Today we celebrate the truth that God gives us every possible opportunity for accepting the gift of salvation made available to us through Christ in baptism. If there were only Heaven and Hell, it would make no sense to pray and offer sacrifices for the dead: if they were in Hell, our prayers could not help them; if they were in Heaven, they would not need our help. Even if we don’t get the business of being God’s Holy People exactly right during our lifetime here on earth, we still have the opportunity for final purification after our death. The Church invites us to pray and to do penance for those in Purgatory, and to give alms to the poor and offer indulgences for the souls in Purgatory.
What is an indulgence? According to Blessed Pope Paul 6th, it is the removal of punishment due to sins already forgiven, which the Church grants to a person from the treasury of satisfaction won by Christ and the saints. This means that the process of purgatorial purification can be reduced by our gaining an indulgence and applying it to the Poor Souls. Although indulgences were abused in the 16th century, the Council of Trent and subsequent statements by the Popes have emphatically taught that the proper use of indulgences was to be continued in the Church. Many indulgenced works are available to us, especially as Franciscans: making a simple sign of the cross, praying the Franciscan Crown, spending some time during the day reading from Sacred Scripture, and making a visit to the Blessed Sacrament.
All we must do is to meet the required conditions: to receive Eucharistic communion, to celebrate the Sacrament of Reconciliation, and to offer prayer for our Holy Father the Pope and for his intentions. In addition to helping us grow in holiness, the merits of these faith-filled actions can be applied to the souls in Purgatory.
The Church-approved documents which give us guidance in living our Franciscan way of life also exhort us to pray for our departed sisters and brothers. In describing the characteristics of our life in fraternity, article #24 of our Rule reminds us that the communion of life and love which we forge within fraternity in this life “continues with deceased brothers and sisters through prayer for them.” The same essential point is made in article #54 of our General Constitutions: “The fraternity remembers with gratitude its brothers and sisters who have passed away and continues its communion with them by prayer and in the Eucharist.”
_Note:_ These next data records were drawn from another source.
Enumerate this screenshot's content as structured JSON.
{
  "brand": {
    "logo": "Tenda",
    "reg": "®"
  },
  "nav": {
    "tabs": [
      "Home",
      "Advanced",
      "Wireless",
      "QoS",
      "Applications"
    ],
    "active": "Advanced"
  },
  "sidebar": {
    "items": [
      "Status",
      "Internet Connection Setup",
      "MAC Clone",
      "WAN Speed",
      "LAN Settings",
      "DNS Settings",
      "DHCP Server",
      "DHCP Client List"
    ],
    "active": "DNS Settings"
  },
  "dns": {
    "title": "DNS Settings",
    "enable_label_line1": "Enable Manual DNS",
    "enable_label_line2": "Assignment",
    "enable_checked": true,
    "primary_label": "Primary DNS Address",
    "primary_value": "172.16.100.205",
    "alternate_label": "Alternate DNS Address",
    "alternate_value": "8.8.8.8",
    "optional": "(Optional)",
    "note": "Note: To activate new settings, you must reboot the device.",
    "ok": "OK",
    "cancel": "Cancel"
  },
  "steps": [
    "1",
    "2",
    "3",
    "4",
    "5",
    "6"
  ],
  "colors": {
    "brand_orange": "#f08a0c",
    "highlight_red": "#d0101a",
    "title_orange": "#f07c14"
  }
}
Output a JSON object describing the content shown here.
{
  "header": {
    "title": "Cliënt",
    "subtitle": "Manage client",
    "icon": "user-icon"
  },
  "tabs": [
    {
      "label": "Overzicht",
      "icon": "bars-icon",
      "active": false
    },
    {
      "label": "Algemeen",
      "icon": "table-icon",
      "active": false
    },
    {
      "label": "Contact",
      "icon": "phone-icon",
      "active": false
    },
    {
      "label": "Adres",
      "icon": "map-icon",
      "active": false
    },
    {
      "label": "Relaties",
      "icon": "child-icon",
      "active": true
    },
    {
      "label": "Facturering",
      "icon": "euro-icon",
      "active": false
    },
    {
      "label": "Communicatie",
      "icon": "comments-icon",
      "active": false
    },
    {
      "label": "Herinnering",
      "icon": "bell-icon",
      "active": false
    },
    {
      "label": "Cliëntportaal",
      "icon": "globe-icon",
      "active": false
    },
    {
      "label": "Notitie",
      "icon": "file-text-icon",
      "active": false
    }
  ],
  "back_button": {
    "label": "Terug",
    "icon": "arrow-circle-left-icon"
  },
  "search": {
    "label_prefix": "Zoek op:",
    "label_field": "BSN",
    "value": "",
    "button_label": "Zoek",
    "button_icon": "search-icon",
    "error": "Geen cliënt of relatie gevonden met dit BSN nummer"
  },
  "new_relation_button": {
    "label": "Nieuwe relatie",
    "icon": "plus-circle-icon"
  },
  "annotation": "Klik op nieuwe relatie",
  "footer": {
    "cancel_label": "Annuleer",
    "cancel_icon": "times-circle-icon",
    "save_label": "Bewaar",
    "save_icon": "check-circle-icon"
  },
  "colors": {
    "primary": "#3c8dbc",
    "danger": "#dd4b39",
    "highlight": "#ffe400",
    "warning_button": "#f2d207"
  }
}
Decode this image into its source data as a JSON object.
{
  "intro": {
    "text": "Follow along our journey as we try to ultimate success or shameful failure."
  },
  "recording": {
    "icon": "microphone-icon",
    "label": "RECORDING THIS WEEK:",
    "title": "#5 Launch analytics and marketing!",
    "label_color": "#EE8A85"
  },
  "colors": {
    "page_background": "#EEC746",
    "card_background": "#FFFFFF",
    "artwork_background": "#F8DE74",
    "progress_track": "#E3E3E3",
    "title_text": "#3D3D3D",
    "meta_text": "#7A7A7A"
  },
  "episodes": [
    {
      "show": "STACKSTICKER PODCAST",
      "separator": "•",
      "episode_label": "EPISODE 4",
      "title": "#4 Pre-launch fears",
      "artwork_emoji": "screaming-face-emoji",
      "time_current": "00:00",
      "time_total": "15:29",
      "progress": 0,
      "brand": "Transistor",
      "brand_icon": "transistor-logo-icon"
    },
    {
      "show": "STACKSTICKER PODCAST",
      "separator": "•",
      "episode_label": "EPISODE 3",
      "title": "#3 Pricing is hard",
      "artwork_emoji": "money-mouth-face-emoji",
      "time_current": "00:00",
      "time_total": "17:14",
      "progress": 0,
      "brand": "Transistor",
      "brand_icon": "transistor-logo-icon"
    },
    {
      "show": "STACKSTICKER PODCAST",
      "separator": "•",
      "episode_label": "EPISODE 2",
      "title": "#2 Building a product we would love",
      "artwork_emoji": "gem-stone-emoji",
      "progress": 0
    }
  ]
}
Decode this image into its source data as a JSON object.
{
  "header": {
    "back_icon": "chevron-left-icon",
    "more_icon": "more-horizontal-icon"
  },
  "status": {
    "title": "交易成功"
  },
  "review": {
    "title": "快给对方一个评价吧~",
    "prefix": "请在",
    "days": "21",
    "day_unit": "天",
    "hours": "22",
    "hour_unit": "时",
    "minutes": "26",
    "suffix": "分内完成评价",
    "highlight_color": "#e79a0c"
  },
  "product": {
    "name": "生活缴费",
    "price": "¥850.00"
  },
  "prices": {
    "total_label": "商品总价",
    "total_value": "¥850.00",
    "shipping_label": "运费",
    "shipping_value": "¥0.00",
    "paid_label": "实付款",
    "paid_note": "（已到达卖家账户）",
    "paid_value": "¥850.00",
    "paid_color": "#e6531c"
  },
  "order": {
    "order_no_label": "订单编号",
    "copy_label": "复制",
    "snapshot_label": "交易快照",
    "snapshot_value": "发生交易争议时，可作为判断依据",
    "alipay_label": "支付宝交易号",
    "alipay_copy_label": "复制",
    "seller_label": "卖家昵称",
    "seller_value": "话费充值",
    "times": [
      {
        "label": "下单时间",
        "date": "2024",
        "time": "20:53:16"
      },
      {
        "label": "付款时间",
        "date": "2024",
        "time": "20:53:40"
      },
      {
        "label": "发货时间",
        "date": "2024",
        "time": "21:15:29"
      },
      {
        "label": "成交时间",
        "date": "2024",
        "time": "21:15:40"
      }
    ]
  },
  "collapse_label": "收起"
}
As we remember with love and affection all those sisters and brothers of ours who have gone before us marked with the sign of faith, marked with the sign of the TAU, and as we commend them anew to the love and mercy of God, let us renew our own commitment to be faithful to our Christian and Franciscan vocations in the hope that we may be found among “those whom death will find in God’s most holy will.” Then perhaps, one day, the brothers and sisters of our Franciscans of the Prairie Region will gather at a Memorial Mass to remember us.
[Taken from a homily of Deacon Dave, O.F.S., November 2014]